Taking it to the next level
It's common these days for athletes to get pledges before they embark on their next marathon or sporting feat for charity.
But local artist Jonah Jones has come up with a more creative way to raise funds for two of his favourite non-profit organisations.
After taking part in an arduous charity ride from Turin, Italy to Monte Carlo on September 4 to 11, Mr Jones has created a commemorative painting that's up for auction on his website from now until next Sunday at 5pm. He has also produced some 16” x 20” individually signed posters that are for sale for $45.
Proceeds from all purchases will be split between cancer charity PALS and the Bermuda Arts Centre in Dockyard.
Mr Jones said: “I am very involved in the arts and greatly believe in the grass roots level art organisations, like BACD, and they just need a little boost every now and again to keep them functioning.

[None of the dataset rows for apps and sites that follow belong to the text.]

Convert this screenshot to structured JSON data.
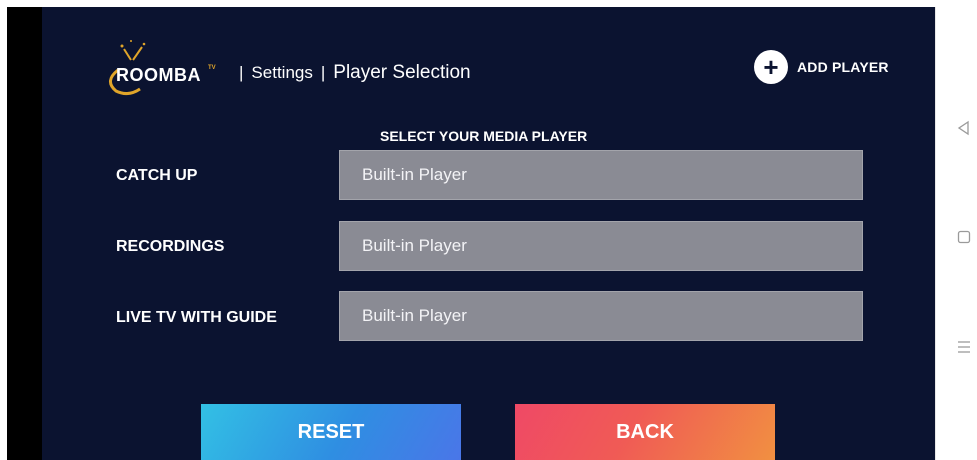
{
  "app": {
    "logo_text": "ROOMBA",
    "logo_superscript": "TV"
  },
  "breadcrumb": {
    "separator": "|",
    "settings": "Settings",
    "current": "Player Selection"
  },
  "header": {
    "add_player_icon": "+",
    "add_player_label": "ADD PLAYER"
  },
  "main": {
    "heading": "SELECT YOUR MEDIA PLAYER",
    "rows": [
      {
        "label": "CATCH UP",
        "value": "Built-in Player"
      },
      {
        "label": "RECORDINGS",
        "value": "Built-in Player"
      },
      {
        "label": "LIVE TV WITH GUIDE",
        "value": "Built-in Player"
      }
    ]
  },
  "buttons": {
    "reset": "RESET",
    "back": "BACK"
  },
  "system_nav": {
    "icons": [
      "back-triangle-icon",
      "home-square-icon",
      "menu-lines-icon"
    ]
  },
  "colors": {
    "background": "#0b1330",
    "field": "#8a8b94",
    "logo_accent": "#e0a52a",
    "reset_gradient": [
      "#32c0e4",
      "#4a76e8"
    ],
    "back_gradient": [
      "#ef4966",
      "#f19041"
    ]
  }
}
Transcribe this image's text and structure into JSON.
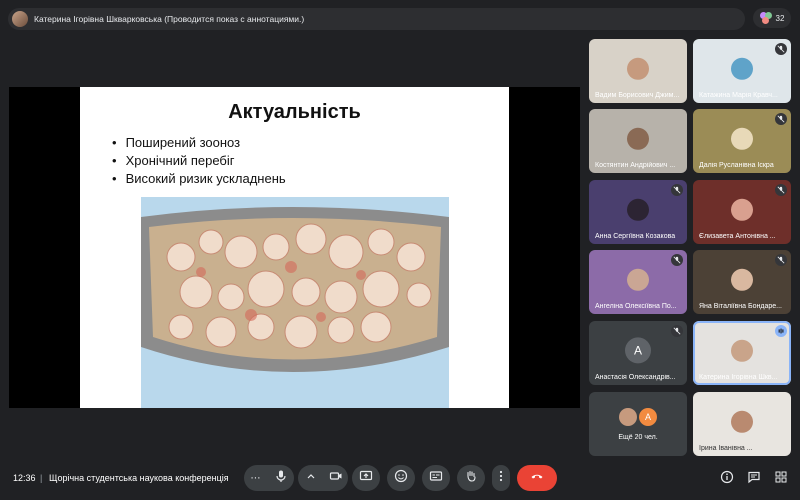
{
  "header": {
    "presenter_text": "Катерина Ігорівна Шкварковська (Проводится показ с аннотациями.)",
    "participant_count": "32"
  },
  "slide": {
    "title": "Актуальність",
    "bullets": [
      "Поширений зооноз",
      "Хронічний перебіг",
      "Високий ризик ускладнень"
    ]
  },
  "tiles": [
    {
      "name": "Вадим Борисович Джим...",
      "muted": false
    },
    {
      "name": "Катажина Марія Кравч...",
      "muted": true
    },
    {
      "name": "Костянтин Андрійович ...",
      "muted": false
    },
    {
      "name": "Далія Русланівна Іскра",
      "muted": true
    },
    {
      "name": "Анна Сергіївна Козакова",
      "muted": true
    },
    {
      "name": "Єлизавета Антонівна ...",
      "muted": true
    },
    {
      "name": "Ангеліна Олексіївна По...",
      "muted": true
    },
    {
      "name": "Яна Віталіївна Бондаре...",
      "muted": true
    },
    {
      "name": "Анастасія Олександрів...",
      "muted": true,
      "initial": "A"
    },
    {
      "name": "Катерина Ігорівна Шкв...",
      "muted": false
    },
    {
      "name": "Ірина Іванівна ...",
      "muted": false
    }
  ],
  "more_tile": {
    "initial": "A",
    "label": "Ещё 20 чел."
  },
  "footer": {
    "time": "12:36",
    "separator": "|",
    "meeting_title": "Щорічна студентська наукова конференція"
  },
  "colors": {
    "end_call": "#ea4335",
    "accent": "#8ab4f8",
    "bg": "#202124"
  }
}
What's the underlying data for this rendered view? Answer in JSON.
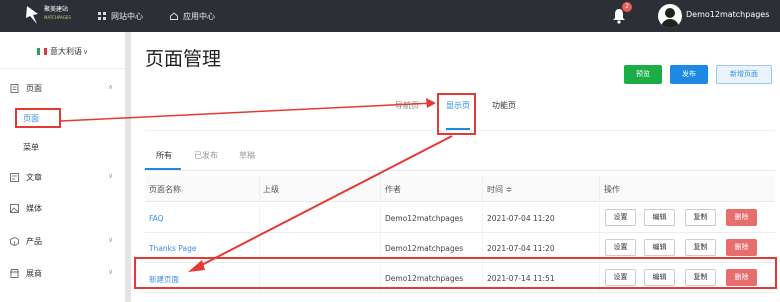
{
  "topbar": {
    "logo_text": "聚美建站",
    "logo_sub": "MATCHPAGES",
    "nav_website": "网站中心",
    "nav_app": "应用中心",
    "notification_count": "2",
    "username": "Demo12matchpages"
  },
  "sidebar": {
    "language": "意大利语",
    "items": [
      {
        "label": "页面",
        "icon": "page-icon"
      },
      {
        "label": "页面",
        "icon": ""
      },
      {
        "label": "菜单",
        "icon": ""
      },
      {
        "label": "文章",
        "icon": "article-icon"
      },
      {
        "label": "媒体",
        "icon": "image-icon"
      },
      {
        "label": "产品",
        "icon": "box-icon"
      },
      {
        "label": "展商",
        "icon": "store-icon"
      }
    ]
  },
  "main": {
    "title": "页面管理",
    "buttons": {
      "preview": "预览",
      "publish": "发布",
      "new_page": "新增页面"
    },
    "tabs": [
      "导航页",
      "显示页",
      "功能页"
    ],
    "active_tab": "显示页",
    "subtabs": [
      "所有",
      "已发布",
      "草稿"
    ],
    "table": {
      "headers": [
        "页面名称",
        "上级",
        "作者",
        "时间 ≑",
        "操作"
      ],
      "rows": [
        {
          "name": "FAQ",
          "parent": "",
          "author": "Demo12matchpages",
          "time": "2021-07-04 11:20"
        },
        {
          "name": "Thanks Page",
          "parent": "",
          "author": "Demo12matchpages",
          "time": "2021-07-04 11:20"
        },
        {
          "name": "新建页面",
          "parent": "",
          "author": "Demo12matchpages",
          "time": "2021-07-14 11:51"
        }
      ],
      "actions": {
        "settings": "设置",
        "edit": "编辑",
        "copy": "复制",
        "delete": "删除"
      }
    }
  },
  "colors": {
    "topbar": "#2c3036",
    "accent": "#1e88e5",
    "success": "#1cac48",
    "danger": "#e86e6e",
    "annotation": "#e53935"
  }
}
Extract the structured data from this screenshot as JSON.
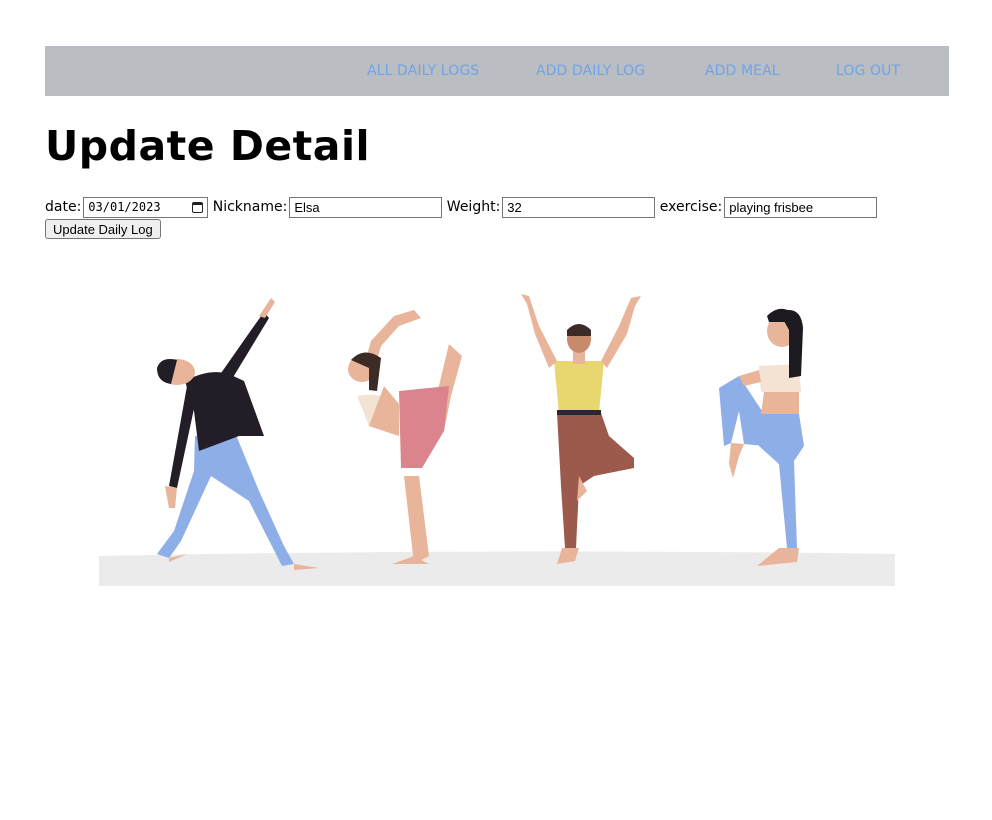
{
  "nav": {
    "links": [
      "ALL DAILY LOGS",
      "ADD DAILY LOG",
      "ADD MEAL",
      "LOG OUT"
    ]
  },
  "page": {
    "title": "Update Detail"
  },
  "form": {
    "date_label": "date:",
    "date_value": "03/01/2023",
    "nickname_label": "Nickname:",
    "nickname_value": "Elsa",
    "weight_label": "Weight:",
    "weight_value": "32",
    "exercise_label": "exercise:",
    "exercise_value": "playing frisbee",
    "submit_label": "Update Daily Log"
  },
  "colors": {
    "navbar_bg": "#babdc1",
    "nav_link": "#6fa4ea"
  },
  "illustration": {
    "icon": "yoga-people-illustration"
  }
}
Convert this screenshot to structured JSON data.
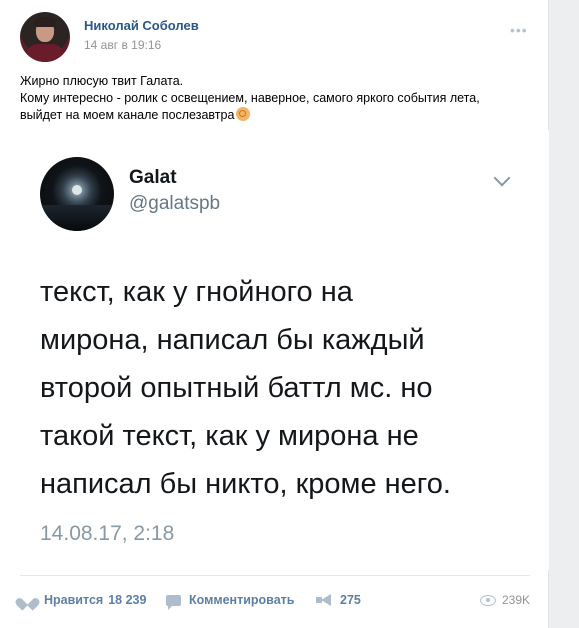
{
  "post": {
    "author": "Николай Соболев",
    "date": "14 авг в 19:16",
    "more_label": "•••",
    "text_lines": [
      "Жирно плюсую твит Галата.",
      "Кому интересно - ролик с освещением, наверное, самого яркого события лета,",
      "выйдет на моем канале послезавтра"
    ],
    "emoji": "ok-hand-emoji"
  },
  "tweet": {
    "name": "Galat",
    "handle": "@galatspb",
    "text_lines": [
      "текст, как у гнойного на",
      "мирона, написал бы каждый",
      "второй опытный баттл мс. но",
      "такой текст, как у мирона не",
      "написал бы никто, кроме него."
    ],
    "timestamp": "14.08.17, 2:18"
  },
  "actions": {
    "like_label": "Нравится",
    "like_count": "18 239",
    "comment_label": "Комментировать",
    "share_count": "275",
    "views": "239K"
  },
  "colors": {
    "link": "#2a5885",
    "action": "#5e7fa3",
    "background": "#edeef0"
  }
}
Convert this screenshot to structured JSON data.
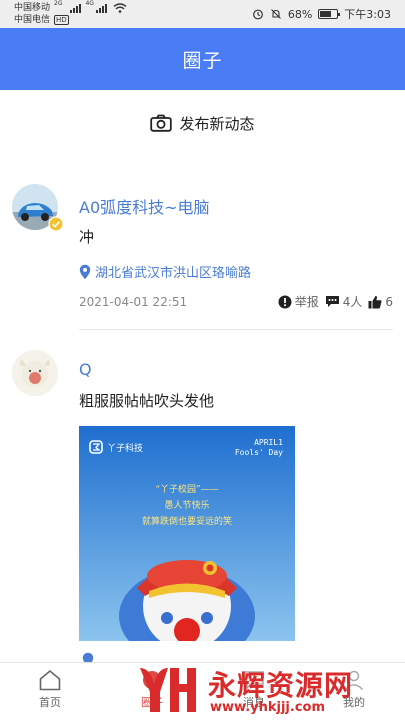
{
  "status_bar": {
    "carrier1": "中国移动",
    "carrier2": "中国电信",
    "hd": "HD",
    "net1": "2G",
    "net2": "4G",
    "battery_text": "68%",
    "battery_level": 0.68,
    "time": "下午3:03",
    "icons": [
      "signal-icon",
      "wifi-icon",
      "alarm-icon",
      "mute-icon",
      "battery-icon"
    ]
  },
  "header": {
    "title": "圈子"
  },
  "publish": {
    "label": "发布新动态",
    "icon": "camera-icon"
  },
  "posts": [
    {
      "username": "A0弧度科技~电脑",
      "content": "冲",
      "location": "湖北省武汉市洪山区珞喻路",
      "timestamp": "2021-04-01 22:51",
      "report_label": "举报",
      "comments_label": "4人",
      "likes_count": "6",
      "verified": true
    },
    {
      "username": "Q",
      "content": "粗服服帖帖吹头发他",
      "image": {
        "logo_text": "丫子科技",
        "april_line1": "APRIL1",
        "april_line2": "Fools' Day",
        "line1": "“丫子校园”——",
        "line2": "愚人节快乐",
        "line3": "就算跌倒也要妥远的笑"
      }
    }
  ],
  "bottom_nav": {
    "items": [
      {
        "label": "首页",
        "icon": "home-icon"
      },
      {
        "label": "圈子",
        "icon": "circle-icon",
        "active": true
      },
      {
        "label": "消息",
        "icon": "message-icon"
      },
      {
        "label": "我的",
        "icon": "profile-icon"
      }
    ]
  },
  "watermark": {
    "text": "永辉资源网",
    "url": "www.yhkjjj.com"
  },
  "colors": {
    "primary": "#4a7cf6",
    "link": "#4a7cd6",
    "watermark": "#d92b2b"
  }
}
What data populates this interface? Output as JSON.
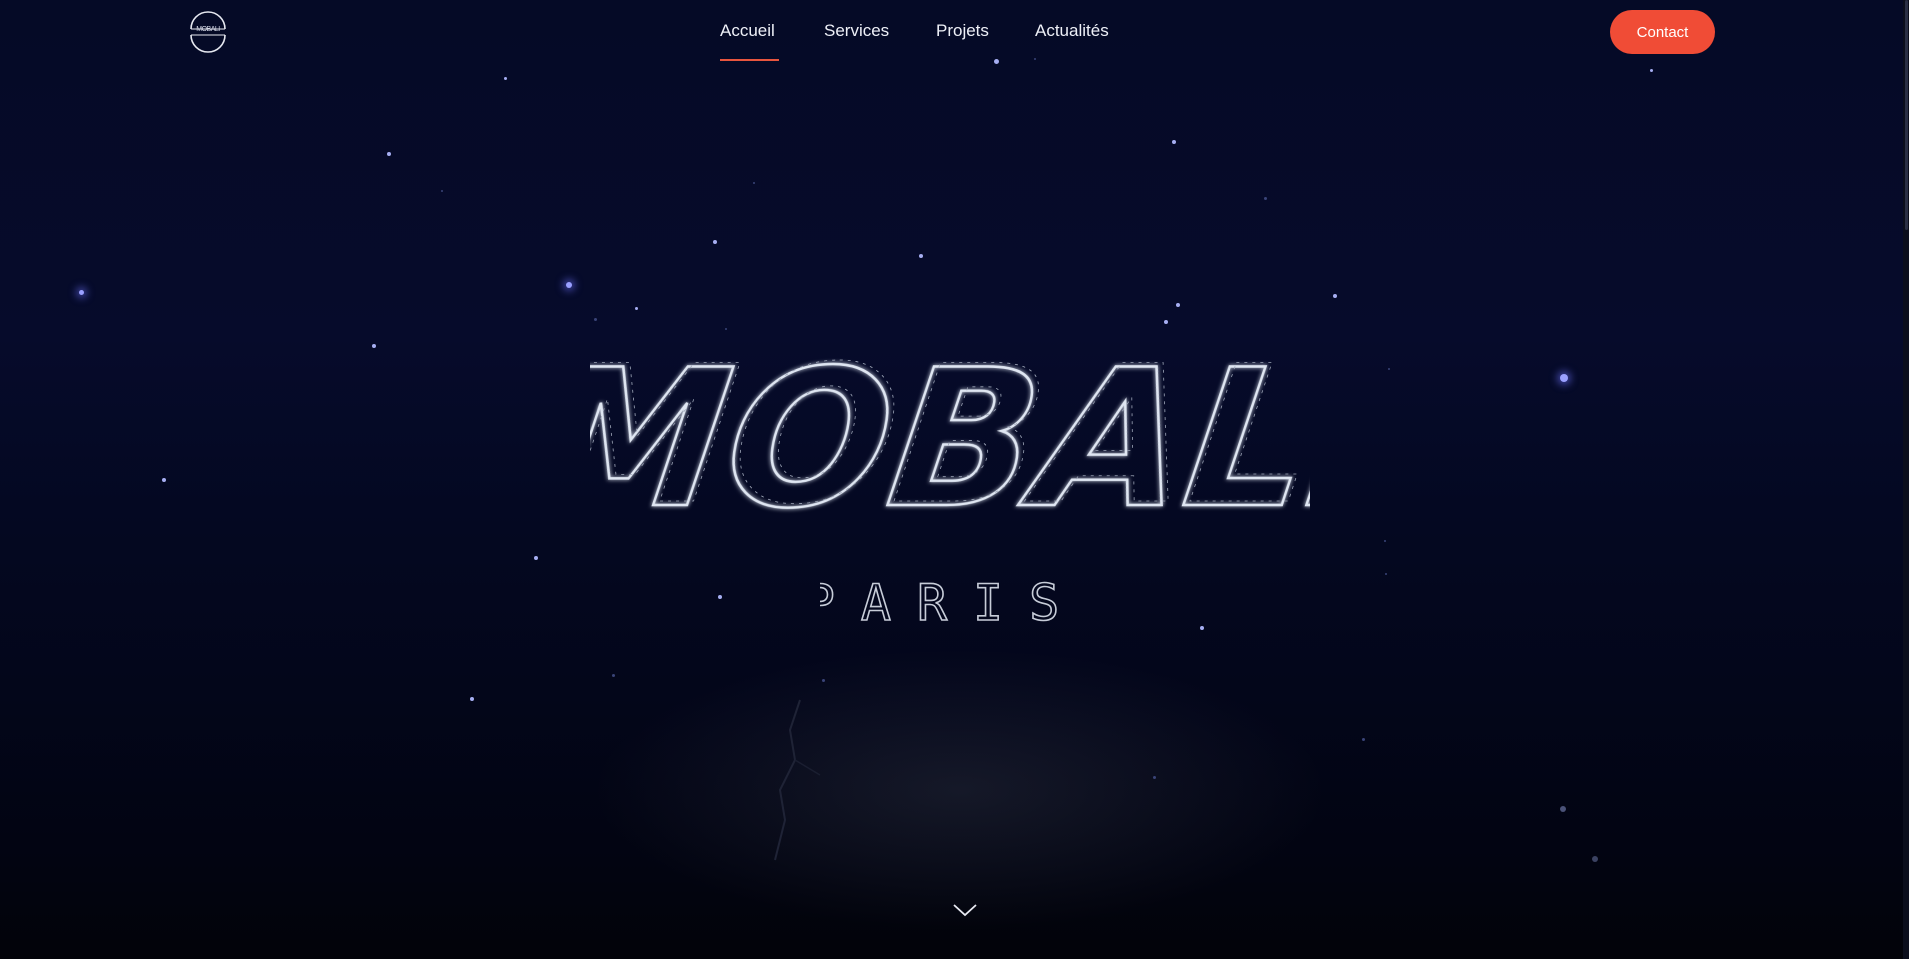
{
  "brand": {
    "logo_text": "MOBALI",
    "hero_title": "MOBALI",
    "hero_subtitle": "PARIS"
  },
  "nav": {
    "items": [
      {
        "label": "Accueil",
        "active": true
      },
      {
        "label": "Services",
        "active": false
      },
      {
        "label": "Projets",
        "active": false
      },
      {
        "label": "Actualités",
        "active": false
      }
    ]
  },
  "header": {
    "contact_label": "Contact"
  },
  "colors": {
    "accent": "#f04c36",
    "background": "#050a26",
    "title_outline": "#dfe6f2"
  },
  "icons": {
    "scroll": "chevron-down-icon",
    "logo": "mobali-logo"
  }
}
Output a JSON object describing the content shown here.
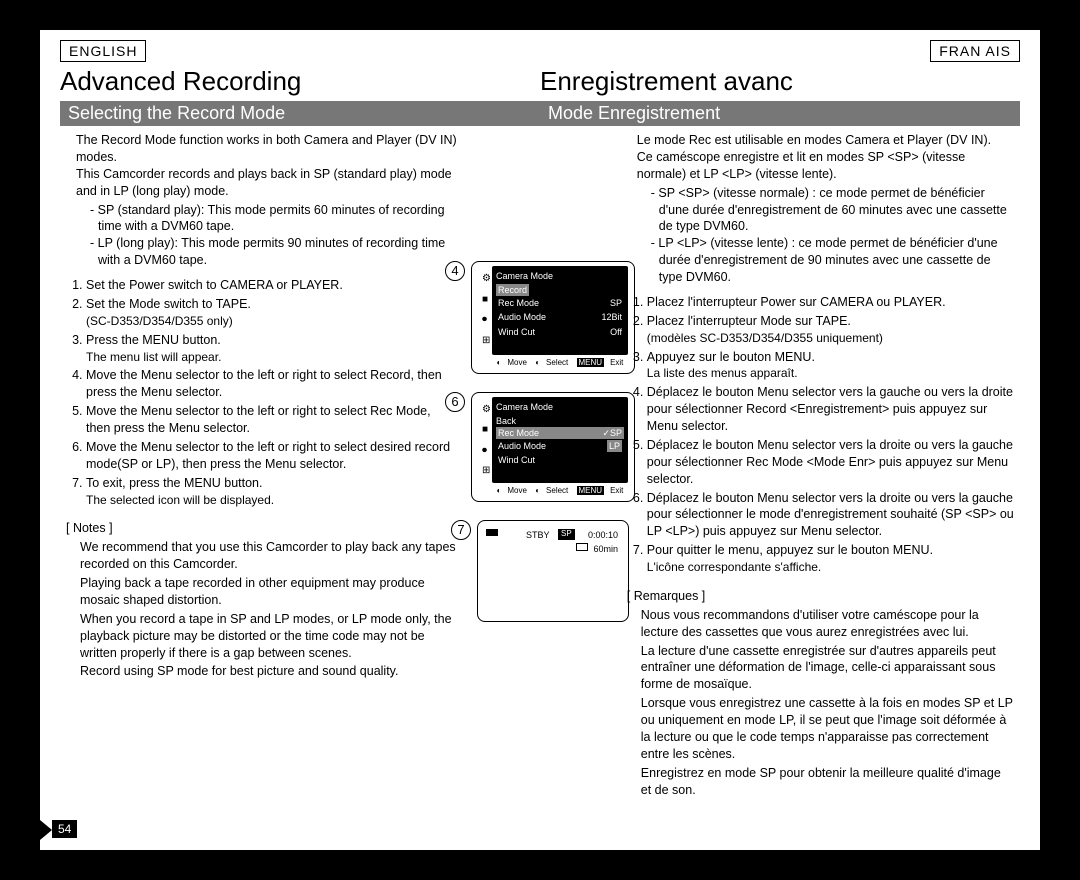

“And with PALS, I have known [president] Ann Smith Gordon for a long time and think she is a wonderful person and find it amazing what she does. My father at the moment is having challenges with cancer, so it makes it all the more poignant.”
He has asked for interested bidders to e-mail him their pledges and he will update the website once a higher bid comes in.
Mr Jones describes the 'Cycle of Life' painting as one of his more unusual pieces seeing that it portrays the group of Bermuda riders training on the hills in Bermuda, yet looming in the background are the foothills and high mountains of the Alps.
“I love the way the painting has meshed together, telling a story of the journey,” he explained.
Mr Jones came up with the unique fundraising idea, partly because he felt awkward asking people for money for an activity he wanted to take part in.
“I am quite a sporty guy, but seeing that I also have this other talent and skill for art I felt more comfortable being able to give something back, a physical object that they could keep, instead of asking for sponsorship,” he said.
“It's fine to get pledges, but I am kind of shy when it comes to asking people for money.”
The artist comes from a very sporty background, having spent five years as a Royal Marine Commando and also took part in the Ottawa Marathon this past May.
Still he said the recent five-day, 465km cycle was one of the most gruelling physical challenges of his life. “This was up there with the commando course and was very arduous just cycling up hill. Even if you cycle up Lighthouse Hill in Bermuda your heart is beating really fast and hard, but imagine doing that for two hours straight.”
He was part of a group of 23 cyclists taking part in the fundraising event and said it was a “wonderful thing” to enjoy the experience together.
“There was a lot of camaraderie going on and we supported each other. We were cycling through a lot of mountainous villages in France and it was fantastic, the food and scenery.
“The most rewarding part for me was after we got over the second mountain. I had a little emotional moment because when you get to the top you are very physically spent, you have nothing left, you put so much into it, but it's a feeling of achievement when you are surrounded by the beauty. You have that feeling of success and you have done it with a group of people who all did it together.”
He said he casually knew a handful of the guys who took part in the cycle, but having a common goal and mission really made their bond stronger.
Mr Jones has been cycling since he was a child and uses a cycle trailer to get to different locations on the Island to paint.
When he was younger, he and wife Jo Stanton would go on cycling holidays and take gear with them, so they could camp or stay in small guest houses in France.
But he hadn't done anything this competitive or any cycling to this degree before. “It's not really the distance, it was the elevation every day which makes it tough,” he added.
For more information on the silent auction or poster; or to find out more about Mr Jones' recent adventure, visit www.jonah-art.com.